In a sense you DO see the wave when you see the macroscopic object-say
a ball. So it's not that the wave amplitude is too small to allow any
effects to be seen.
What you don't see is any sort of obvious interference pattern. The
usual claim that any such interference pattern would not be observable
because the wavelengths are far too small makes sense.
There may be other complications preventing simple application of
the pure quantum mechanical wave-like time dependence to large objects,
but even if that turns out to be true, no new replacement equations are
It's hard to give a definite answer about 'deep physical meaning'.
The world must be made of something. So far as we can tell, it's made
of quantum things obeying quantum mechanical equations. Some of the
large scale behavior is describable as if it were made of classical
objects obeying classical equations.
Quantum behavior has been exhibited in the laboratory for extended
objects of the order of a few tens of atoms -- molecules have been
coaxed to produce interference patterns but the experiments are rather
difficult. Any perturbation of the internal degrees of freedom that's
different for different paths a molecule can take through a system (and
there are lots of ways big molecules can move, rotate, and jiggle)
spoils any possible interference.
On the flip side, though, large collections of atoms or of
electrons can be coaxed to coalesce into the same quantum state, which
can spread over a macroscopically observable range. Bose-Einstein
condensates can comprise macroscopically large numbers of atoms, and

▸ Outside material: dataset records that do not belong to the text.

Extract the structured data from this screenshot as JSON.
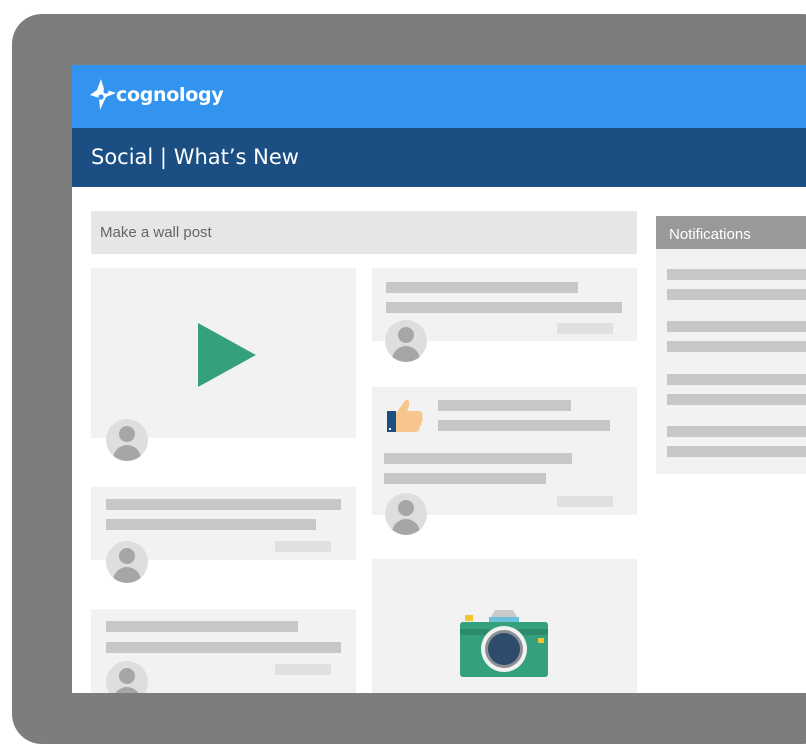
{
  "app": {
    "logo_text": "cognology",
    "page_title": "Social | What’s New",
    "brand_color": "#3394f0",
    "title_bar_color": "#1b4f84"
  },
  "wall": {
    "post_placeholder": "Make a wall post"
  },
  "notifications": {
    "title": "Notifications"
  },
  "icons": [
    "play-icon",
    "thumbs-up-icon",
    "camera-icon",
    "avatar-icon",
    "cognology-logo-icon"
  ]
}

long-range order in solids is often a manifestation of the underlying
wave mechanics of the constituent pieces.
(republished on 07/21/06)